BEGIN INFORMATION PROVIDED
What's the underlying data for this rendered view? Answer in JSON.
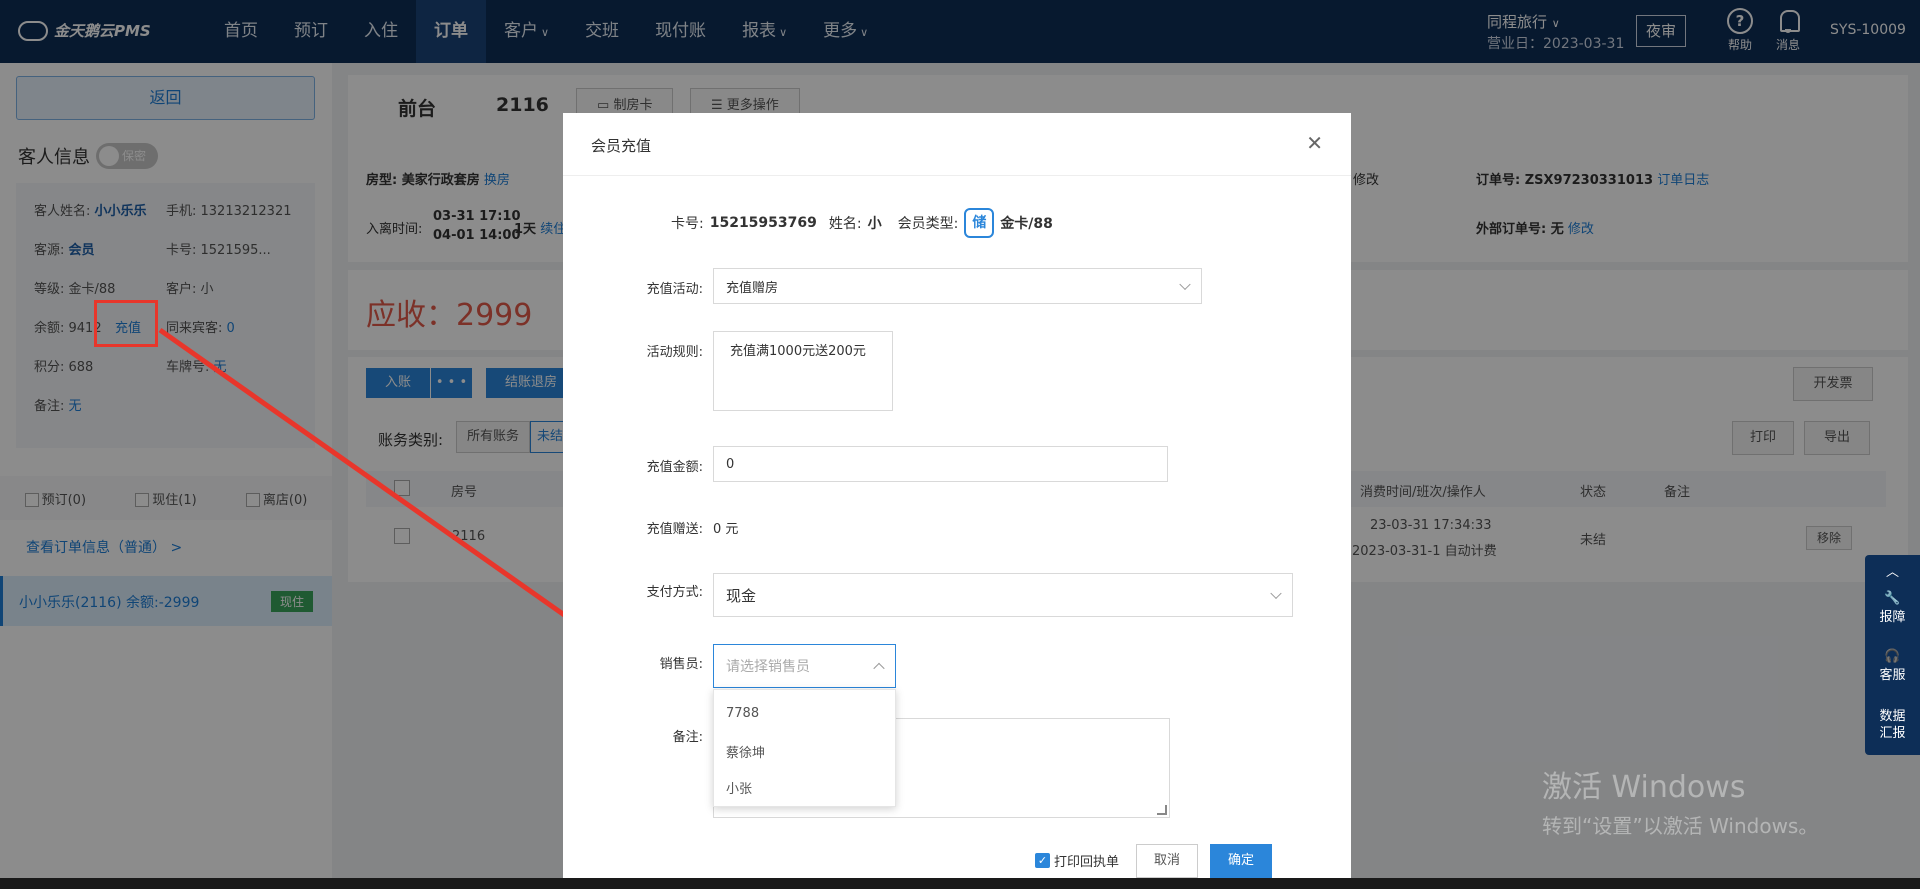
{
  "app": {
    "logo": "金天鹅云PMS",
    "nav": [
      {
        "label": "首页",
        "chevron": false
      },
      {
        "label": "预订",
        "chevron": false
      },
      {
        "label": "入住",
        "chevron": false
      },
      {
        "label": "订单",
        "chevron": false,
        "active": true
      },
      {
        "label": "客户",
        "chevron": true
      },
      {
        "label": "交班",
        "chevron": false
      },
      {
        "label": "现付账",
        "chevron": false
      },
      {
        "label": "报表",
        "chevron": true
      },
      {
        "label": "更多",
        "chevron": true
      }
    ],
    "hotel_name": "同程旅行",
    "business_day": "营业日：2023-03-31",
    "night_audit": "夜审",
    "help": "帮助",
    "messages": "消息",
    "user": "SYS-10009"
  },
  "left": {
    "return": "返回",
    "guest_title": "客人信息",
    "privacy": "保密",
    "name_label": "客人姓名:",
    "name": "小小乐乐",
    "phone": "手机: 13213212321",
    "source_label": "客源:",
    "source": "会员",
    "card": "卡号: 1521595...",
    "level": "等级: 金卡/88",
    "customer": "客户: 小",
    "balance": "余额: 9412",
    "recharge": "充值",
    "companions_label": "同来宾客:",
    "companions": "0",
    "points": "积分: 688",
    "plate_label": "车牌号:",
    "plate": "无",
    "remark_label": "备注:",
    "remark": "无",
    "statuses": [
      "预订(0)",
      "现住(1)",
      "离店(0)"
    ],
    "order_link": "查看订单信息（普通） >",
    "guest_item": "小小乐乐(2116)   余额:-2999",
    "guest_tag": "现住"
  },
  "main": {
    "front": "前台",
    "room": "2116",
    "make_card": "制房卡",
    "more_ops": "更多操作",
    "room_type": "房型: 美家行政套房",
    "change_room": "换房",
    "checkin_label": "入离时间:",
    "checkin_in": "03-31 17:10",
    "checkin_out": "04-01 14:00",
    "nights": "1天",
    "extend": "续住",
    "modify": "修改",
    "order_no": "订单号: ZSX97230331013",
    "order_log": "订单日志",
    "external_order": "外部订单号: 无",
    "external_modify": "修改",
    "due": "应收：2999",
    "entry": "入账",
    "more_dots": "• • •",
    "checkout": "结账退房",
    "invoice": "开发票",
    "account_type": "账务类别:",
    "all_accounts": "所有账务",
    "unsettled": "未结",
    "print": "打印",
    "export": "导出",
    "col_room": "房号",
    "col_time": "消费时间/班次/操作人",
    "col_status": "状态",
    "col_remark": "备注",
    "row_room": "2116",
    "row_time1": "23-03-31 17:34:33",
    "row_time2": "2023-03-31-1 自动计费",
    "row_status": "未结",
    "row_remove": "移除"
  },
  "modal": {
    "title": "会员充值",
    "card_label": "卡号:",
    "card_no": "15215953769",
    "name_label": "姓名:",
    "name": "小",
    "type_label": "会员类型:",
    "type_badge": "储",
    "type_value": "金卡/88",
    "activity_label": "充值活动:",
    "activity_value": "充值赠房",
    "rule_label": "活动规则:",
    "rule_value": "充值满1000元送200元",
    "amount_label": "充值金额:",
    "amount_value": "0",
    "gift_label": "充值赠送:",
    "gift_value": "0 元",
    "pay_label": "支付方式:",
    "pay_value": "现金",
    "sales_label": "销售员:",
    "sales_placeholder": "请选择销售员",
    "sales_options": [
      "7788",
      "蔡徐坤",
      "小张"
    ],
    "note_label": "备注:",
    "print_receipt": "打印回执单",
    "cancel": "取消",
    "confirm": "确定"
  },
  "float": {
    "report": "报障",
    "service": "客服",
    "data1": "数据",
    "data2": "汇报"
  },
  "watermark": {
    "line1": "激活 Windows",
    "line2": "转到“设置”以激活 Windows。"
  },
  "colors": {
    "nav_bg": "#0d2e57",
    "accent": "#2b86da",
    "due_red": "#e25a4a",
    "annotation_red": "#e8362b"
  }
}
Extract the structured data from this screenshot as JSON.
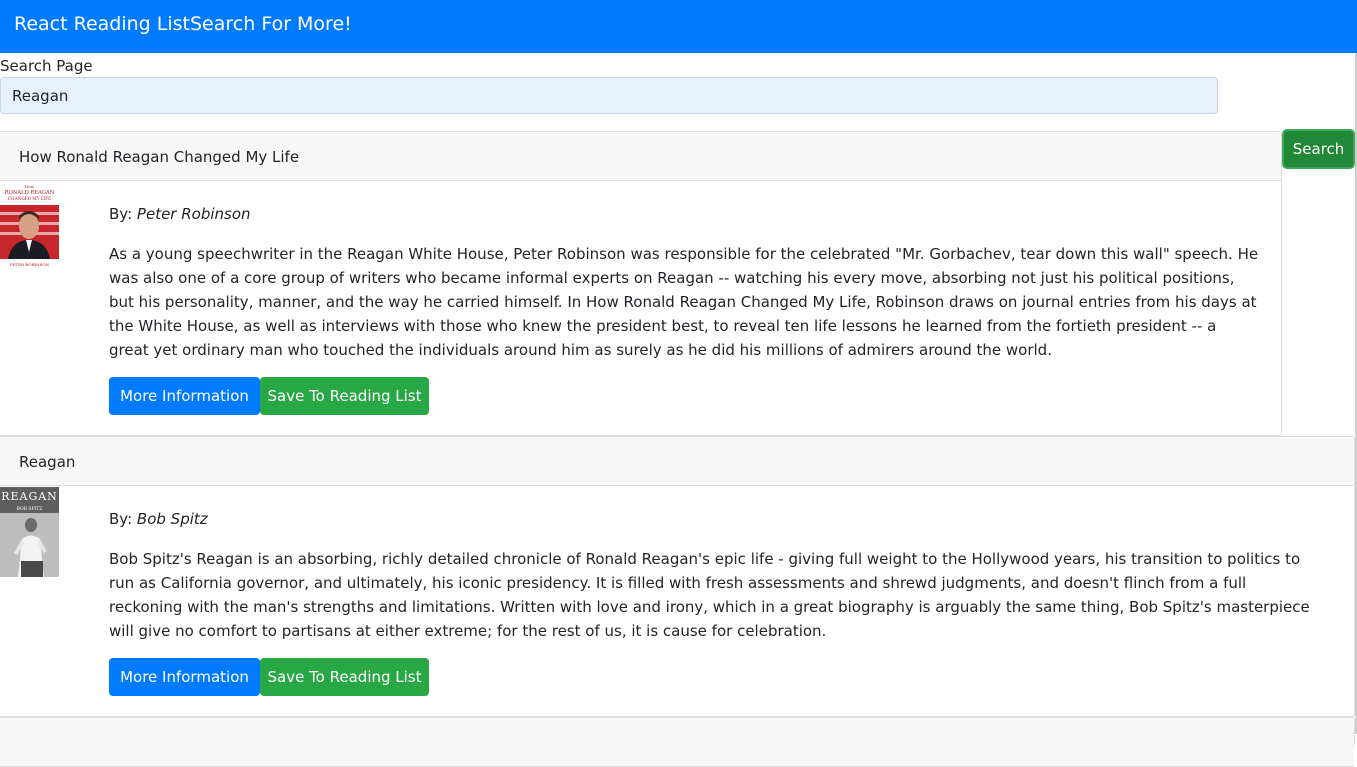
{
  "navbar": {
    "brand": "React Reading List",
    "link": "Search For More!"
  },
  "search": {
    "label": "Search Page",
    "value": "Reagan",
    "button": "Search"
  },
  "results": [
    {
      "title": "How Ronald Reagan Changed My Life",
      "by_label": "By:",
      "author": "Peter Robinson",
      "description": "As a young speechwriter in the Reagan White House, Peter Robinson was responsible for the celebrated \"Mr. Gorbachev, tear down this wall\" speech. He was also one of a core group of writers who became informal experts on Reagan -- watching his every move, absorbing not just his political positions, but his personality, manner, and the way he carried himself. In How Ronald Reagan Changed My Life, Robinson draws on journal entries from his days at the White House, as well as interviews with those who knew the president best, to reveal ten life lessons he learned from the fortieth president -- a great yet ordinary man who touched the individuals around him as surely as he did his millions of admirers around the world.",
      "cover": {
        "line1": "How",
        "line2": "RONALD REAGAN",
        "line3": "CHANGED MY LIFE",
        "author": "PETER ROBINSON"
      },
      "more_info": "More Information",
      "save": "Save To Reading List"
    },
    {
      "title": "Reagan",
      "by_label": "By:",
      "author": "Bob Spitz",
      "description": "Bob Spitz's Reagan is an absorbing, richly detailed chronicle of Ronald Reagan's epic life - giving full weight to the Hollywood years, his transition to politics to run as California governor, and ultimately, his iconic presidency. It is filled with fresh assessments and shrewd judgments, and doesn't flinch from a full reckoning with the man's strengths and limitations. Written with love and irony, which in a great biography is arguably the same thing, Bob Spitz's masterpiece will give no comfort to partisans at either extreme; for the rest of us, it is cause for celebration.",
      "cover": {
        "line1": "REAGAN",
        "author": "BOB SPITZ"
      },
      "more_info": "More Information",
      "save": "Save To Reading List"
    }
  ],
  "colors": {
    "navbar": "#007bff",
    "info_button": "#007bff",
    "save_button": "#28a745",
    "search_button": "#218838"
  }
}
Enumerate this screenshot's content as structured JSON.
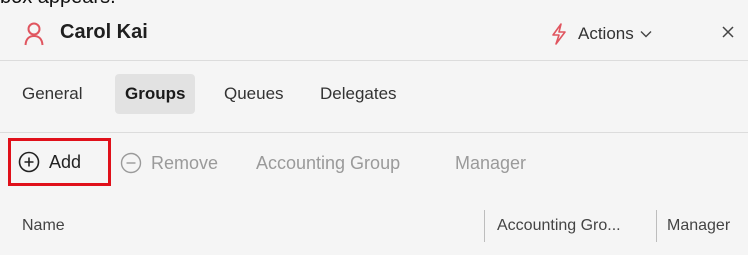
{
  "caption": "box appears.",
  "header": {
    "title": "Carol Kai",
    "actions_label": "Actions",
    "colors": {
      "person_icon": "#e0555f",
      "bolt_icon": "#e0555f"
    }
  },
  "tabs": [
    {
      "label": "General",
      "active": false
    },
    {
      "label": "Groups",
      "active": true
    },
    {
      "label": "Queues",
      "active": false
    },
    {
      "label": "Delegates",
      "active": false
    }
  ],
  "toolbar": {
    "add_label": "Add",
    "remove_label": "Remove",
    "accounting_group_label": "Accounting Group",
    "manager_label": "Manager",
    "highlight_color": "#e0101a"
  },
  "table": {
    "columns": [
      "Name",
      "Accounting Gro...",
      "Manager"
    ]
  }
}
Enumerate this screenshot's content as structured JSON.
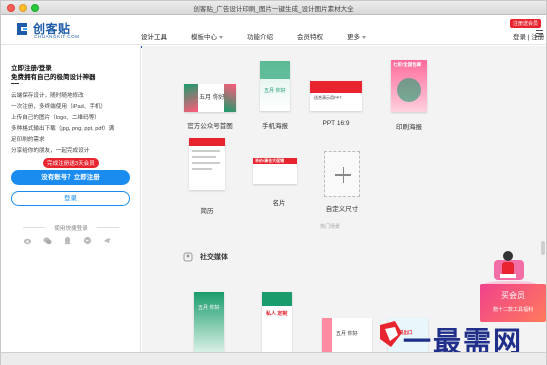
{
  "window": {
    "title": "创客贴_广告设计印刷_图片一键生成_设计图片素材大全"
  },
  "brand": {
    "name": "创客贴",
    "domain": "CHUANGKIT.COM"
  },
  "nav": {
    "items": [
      {
        "label": "设计工具",
        "active": true,
        "has_arrow": false
      },
      {
        "label": "模板中心",
        "active": false,
        "has_arrow": true
      },
      {
        "label": "功能介绍",
        "active": false,
        "has_arrow": false
      },
      {
        "label": "会员特权",
        "active": false,
        "has_arrow": false
      },
      {
        "label": "更多",
        "active": false,
        "has_arrow": true
      }
    ],
    "promo_badge": "注册送会员",
    "login": "登录 | 注册"
  },
  "left_panel": {
    "heading1": "立即注册/登录",
    "heading2": "免费拥有自己的极简设计神器",
    "features": [
      "云端保存设计，随时随地修改",
      "一次注册，多终端使用（iPad、手机）",
      "上传自己的图片（logo、二维码等）",
      "多种格式输出下载（jpg, png, ppt, pdf）满",
      "足印刷的需求",
      "分享给你的朋友，一起完成设计"
    ],
    "register_badge": "完成注册送3天会员",
    "register_button": "没有账号？立即注册",
    "login_button": "登录",
    "quick_login_label": "使用快捷登录",
    "social_icons": [
      "weibo-icon",
      "wechat-icon",
      "qq-icon",
      "dingtalk-icon",
      "bird-icon"
    ]
  },
  "templates": {
    "row1": [
      {
        "label": "官方公众号首图",
        "thumb_text": "五月 你好"
      },
      {
        "label": "手机海报",
        "thumb_text": "五月 你好"
      },
      {
        "label": "PPT 16:9",
        "thumb_text": "适合演示用PPT"
      },
      {
        "label": "印刷海报",
        "thumb_text": "七折/全国包邮"
      }
    ],
    "row2": [
      {
        "label": "简历",
        "thumb_text": ""
      },
      {
        "label": "名片",
        "thumb_text": "半价/清仓大促销"
      },
      {
        "label": "自定义尺寸",
        "thumb_text": ""
      }
    ],
    "divider_label": "热门场景",
    "section_title": "社交媒体",
    "row3": [
      {
        "thumb_text": "五月 你好"
      },
      {
        "thumb_text": "私人 定制"
      },
      {
        "thumb_text": "五月 你好"
      },
      {
        "thumb_text": "爱要说出口"
      }
    ]
  },
  "promo": {
    "main": "买会员",
    "sub": "赠十二款工具福利"
  },
  "watermark": "一最需网",
  "colors": {
    "accent": "#1a8cf0",
    "brand": "#1e5ba8",
    "badge": "#e8242e",
    "promo": "#f0428c"
  }
}
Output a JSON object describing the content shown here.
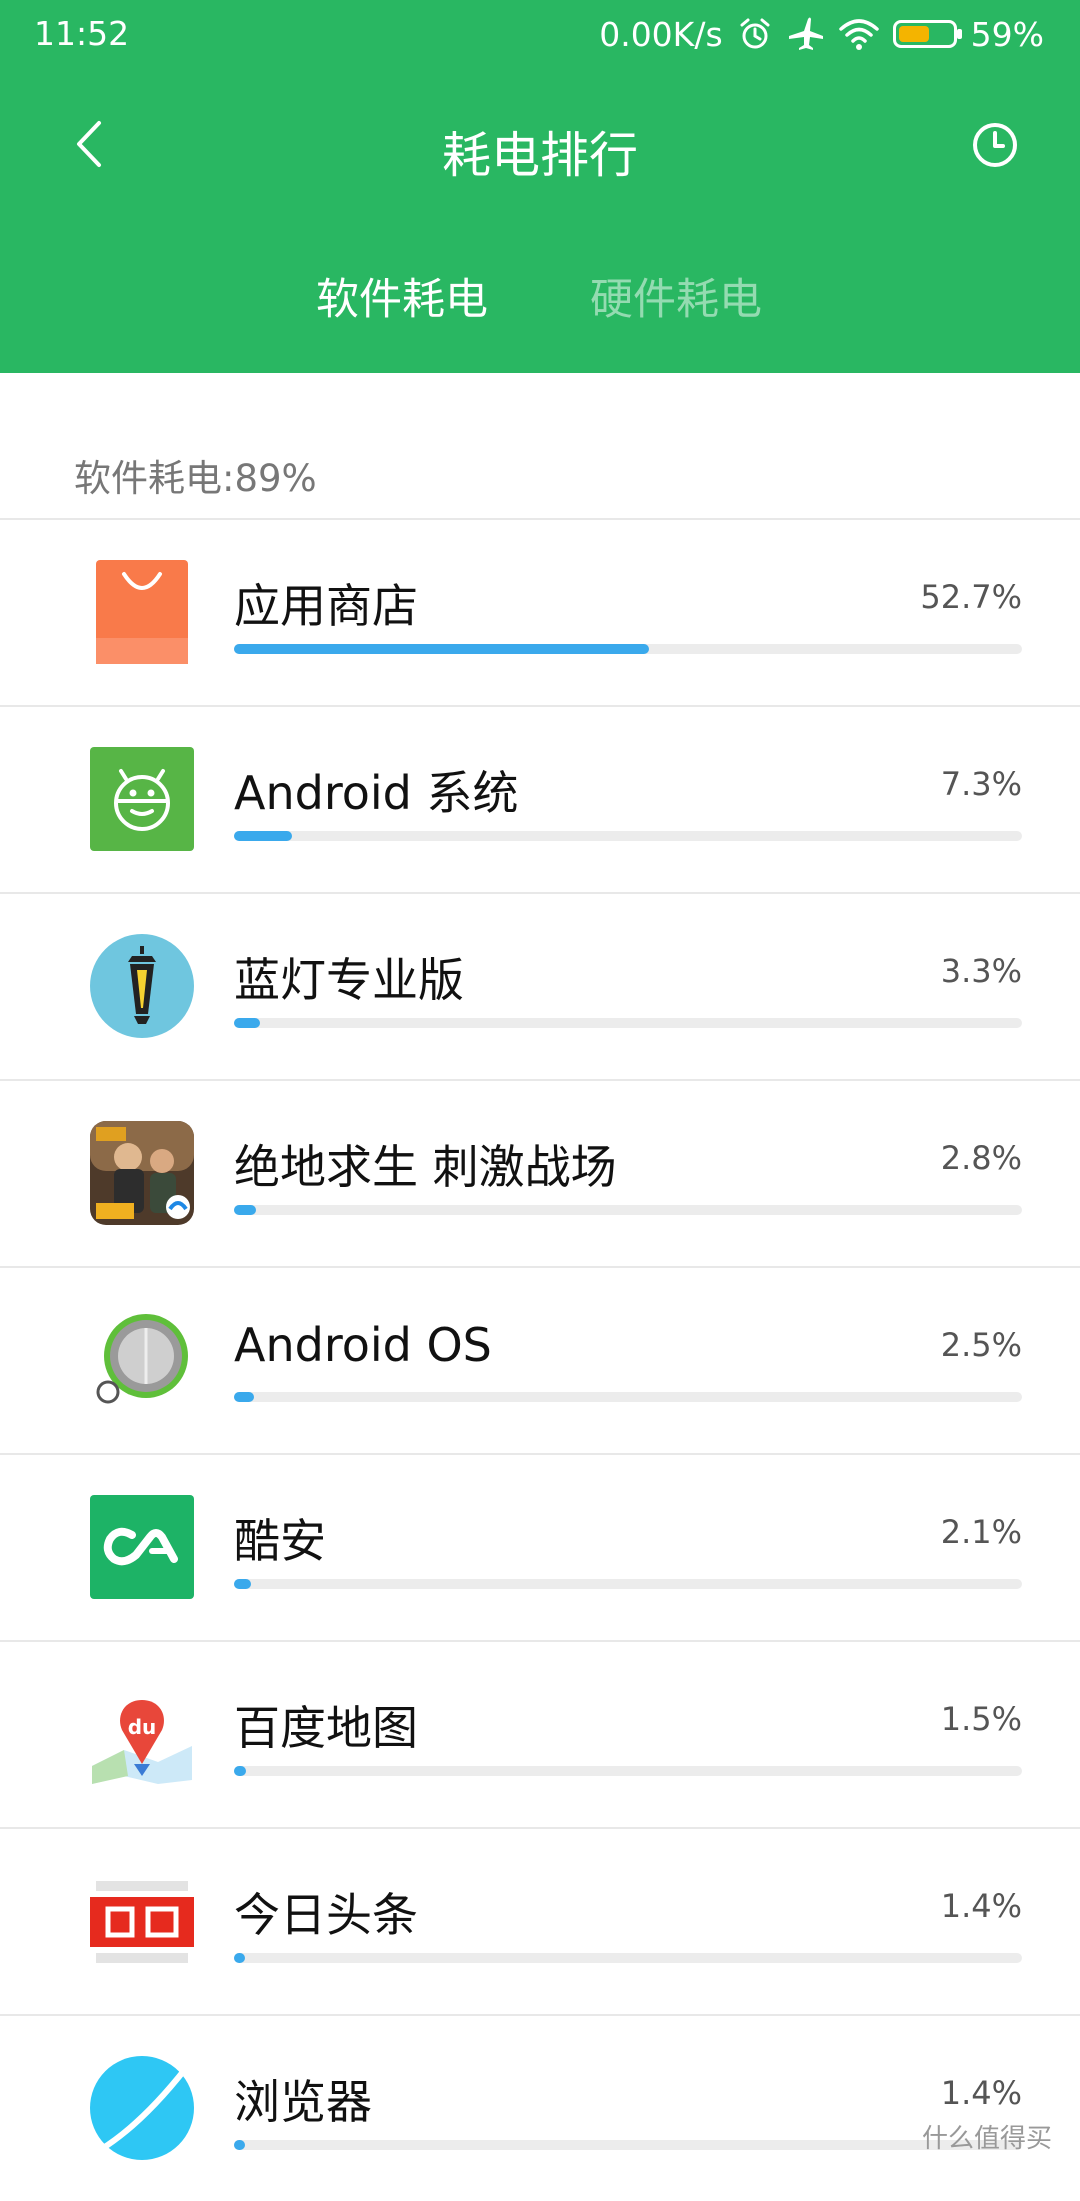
{
  "status_bar": {
    "time": "11:52",
    "net_speed": "0.00K/s",
    "battery_percent": "59%",
    "battery_level": 0.59,
    "icons": [
      "alarm-icon",
      "airplane-mode-icon",
      "wifi-icon",
      "battery-icon"
    ]
  },
  "header": {
    "title": "耗电排行",
    "back_icon": "back-chevron-icon",
    "history_icon": "clock-history-icon",
    "color": "#29b762"
  },
  "tabs": [
    {
      "label": "软件耗电",
      "active": true
    },
    {
      "label": "硬件耗电",
      "active": false
    }
  ],
  "section": {
    "label": "软件耗电:89%"
  },
  "apps": [
    {
      "name": "应用商店",
      "percent": "52.7%",
      "fraction": 0.527,
      "icon": "app-store-bag-icon"
    },
    {
      "name": "Android 系统",
      "percent": "7.3%",
      "fraction": 0.073,
      "icon": "android-robot-icon"
    },
    {
      "name": "蓝灯专业版",
      "percent": "3.3%",
      "fraction": 0.033,
      "icon": "lantern-icon"
    },
    {
      "name": "绝地求生 刺激战场",
      "percent": "2.8%",
      "fraction": 0.028,
      "icon": "pubg-game-icon"
    },
    {
      "name": "Android OS",
      "percent": "2.5%",
      "fraction": 0.025,
      "icon": "android-os-orb-icon"
    },
    {
      "name": "酷安",
      "percent": "2.1%",
      "fraction": 0.021,
      "icon": "coolapk-icon"
    },
    {
      "name": "百度地图",
      "percent": "1.5%",
      "fraction": 0.015,
      "icon": "baidu-map-pin-icon"
    },
    {
      "name": "今日头条",
      "percent": "1.4%",
      "fraction": 0.014,
      "icon": "toutiao-icon"
    },
    {
      "name": "浏览器",
      "percent": "1.4%",
      "fraction": 0.014,
      "icon": "browser-planet-icon"
    }
  ],
  "accent_color": "#3aa9ec",
  "watermark": "什么值得买"
}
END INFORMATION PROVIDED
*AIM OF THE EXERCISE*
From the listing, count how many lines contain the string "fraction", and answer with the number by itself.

*EXERCISE ANSWER*
9